The physcial act of writing appears to be almost as soothing as the cerebral aspect of it.  Over the long weekend, I missed it. 

I wonder if writing is an addiction.  Physcially, emotionally and psychologically.  I think it may be.  I have heard of many writers who dabble in the craft, only to give it up for Real Life.  I definitely have.  And yet I keep coming back to it in much the same way an alcholic returns to the bottle. 

The drive become stronger with each dabble and the frequency between bouts shortens.  I come back to writing with renewed vigor and intensity, while the thought of not writing makes me want to throw up–literally.  My stomach hurts at the thought of not being able to write anymore. 

The pathway from my brain, and the incessant chattering of characters therein, to my fingertips has been forged.  I was fine during the long, snowed in weekend as long as I didn’t think about it.  I deliberately left my laptop at home so as not to be tempted during the midst of the Christmas celebration.  Out of sight, out of mind. 

Like an alcoholic, I steered clear of the bar and it worked. 

Until this morning when I woke up.  I had planned on getting up and working out with DH.  However, as soon as he left the warmth of our bed, my laptop called to me.  I was alone.  I had no responsibilities at 5:30 am.  And my computer was in my bag next to the night stand.  The temptation was more than I could handle. 

I booted up my laptop intending to finish my edit on my chapter book.  Yet my fingers instinctively hit the internet button.  I chastised myself as I waited for my homepage to load.  I knew that if I let this insanity continue, I would not get to my editing before the day demanded my attention elsewhere. 

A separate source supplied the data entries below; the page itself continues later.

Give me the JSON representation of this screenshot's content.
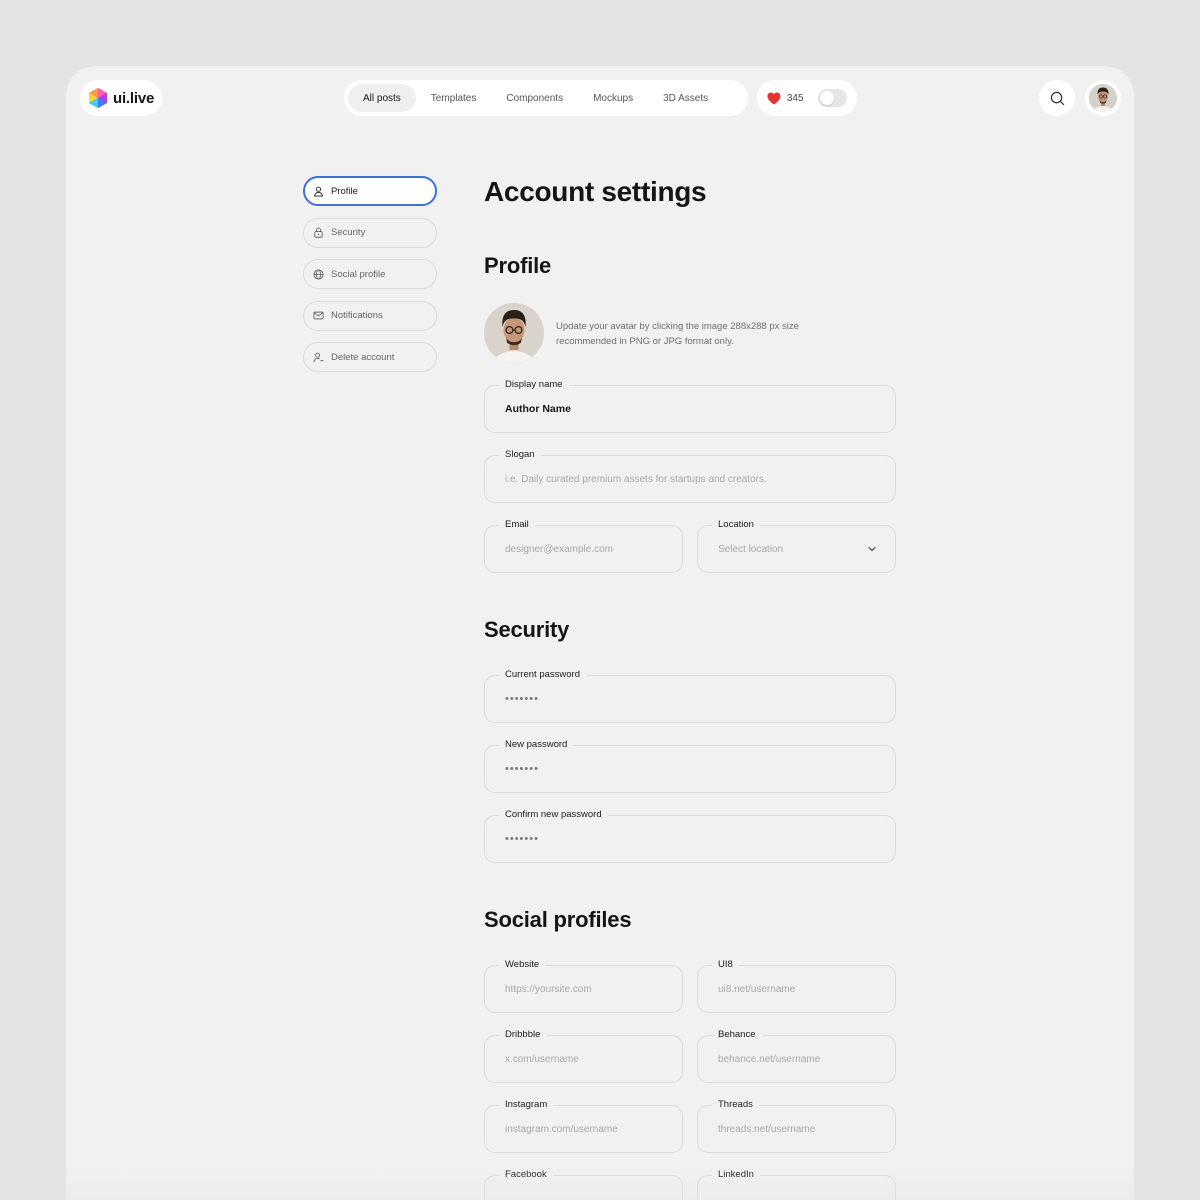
{
  "brand": {
    "name": "ui.live"
  },
  "nav": {
    "items": [
      {
        "label": "All posts",
        "active": true
      },
      {
        "label": "Templates",
        "active": false
      },
      {
        "label": "Components",
        "active": false
      },
      {
        "label": "Mockups",
        "active": false
      },
      {
        "label": "3D Assets",
        "active": false
      }
    ]
  },
  "likes": {
    "count": "345",
    "toggle_on": false
  },
  "side_menu": {
    "items": [
      {
        "label": "Profile",
        "icon": "user-icon",
        "active": true
      },
      {
        "label": "Security",
        "icon": "lock-icon",
        "active": false
      },
      {
        "label": "Social profile",
        "icon": "globe-icon",
        "active": false
      },
      {
        "label": "Notifications",
        "icon": "mail-icon",
        "active": false
      },
      {
        "label": "Delete account",
        "icon": "user-remove-icon",
        "active": false
      }
    ]
  },
  "page": {
    "title": "Account settings"
  },
  "profile": {
    "title": "Profile",
    "avatar_help": "Update your avatar by clicking the image 288x288 px size recommended in PNG or JPG format only.",
    "display_name": {
      "label": "Display name",
      "value": "Author Name"
    },
    "slogan": {
      "label": "Slogan",
      "placeholder": "i.e. Daily curated premium assets for startups and creators."
    },
    "email": {
      "label": "Email",
      "placeholder": "designer@example.com"
    },
    "location": {
      "label": "Location",
      "placeholder": "Select location"
    }
  },
  "security": {
    "title": "Security",
    "current_password": {
      "label": "Current password",
      "value": "•••••••"
    },
    "new_password": {
      "label": "New password",
      "value": "•••••••"
    },
    "confirm_password": {
      "label": "Confirm new password",
      "value": "•••••••"
    }
  },
  "social": {
    "title": "Social profiles",
    "website": {
      "label": "Website",
      "placeholder": "https://yoursite.com"
    },
    "ui8": {
      "label": "UI8",
      "placeholder": "ui8.net/username"
    },
    "dribbble": {
      "label": "Dribbble",
      "placeholder": "x.com/username"
    },
    "behance": {
      "label": "Behance",
      "placeholder": "behance.net/username"
    },
    "instagram": {
      "label": "Instagram",
      "placeholder": "instagram.com/username"
    },
    "threads": {
      "label": "Threads",
      "placeholder": "threads.net/username"
    },
    "facebook": {
      "label": "Facebook"
    },
    "linkedin": {
      "label": "LinkedIn"
    }
  },
  "colors": {
    "accent": "#3f6fd8",
    "heart": "#e5322d",
    "background": "#e4e4e4",
    "panel": "#f1f1f1"
  }
}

I checked my emails and told myself to ex out.  Self said, “I can’t leave my fellow scribes waiting.”  After all, it had been six days since I last posted. 

So here I am.  Commenting.  Checking out Cassandra’s blog and posting on my own.  I’m thirsty for more.  It’s that first tiny sip as I perch precariously on the edge of the wagon.  I feel myself tipping over the edge.  I see the road on which I will land and yet I can’t stop myself.  When I am finished here, I will open my file and lose myself in the beauty of the written word. 

It may be hours before I come to my senses and realize I have lost half a day.  Like all addicts, I will feel guilt.  Guilty enough to motivate me to finish the afternoon responsibly.  Guilty enough to ignore my manuscript tonight.  Guilty enough to understand the raw craving and the consequences of giving in to the urge to work on my NaNo novel. 

Yet not strong enough to put my writing away for any length of time because I am an addict and fingers never forget.

Over the years, I have reprioritized things in my life to accomodate my addiction.  I have learned to let my house go just enough that it is still clean, but not perfect.  I haven’t turned the television on in years for myself to enjoy.  I have cut back on my reading and have given up my more mild hobbies of scrapbooking and card making.  I have sacrificed some pleasure to feed my addiction.  Thankfully I had the luxury to do so without significantly impacting my family. 

How about you?  Do you find writing to be a mere hobby or a driving addiction?  How have you reprioritized to accomodate your desire to write?  Do you feel any sort of guilt connected to the time you spend at your keyboard?  If you’re a non-writer, what activity in your life could be considered an addiction?

I have always thought there should be a support group for writers.  Then again, maybe there is and it’s called networking…

cheers~ cat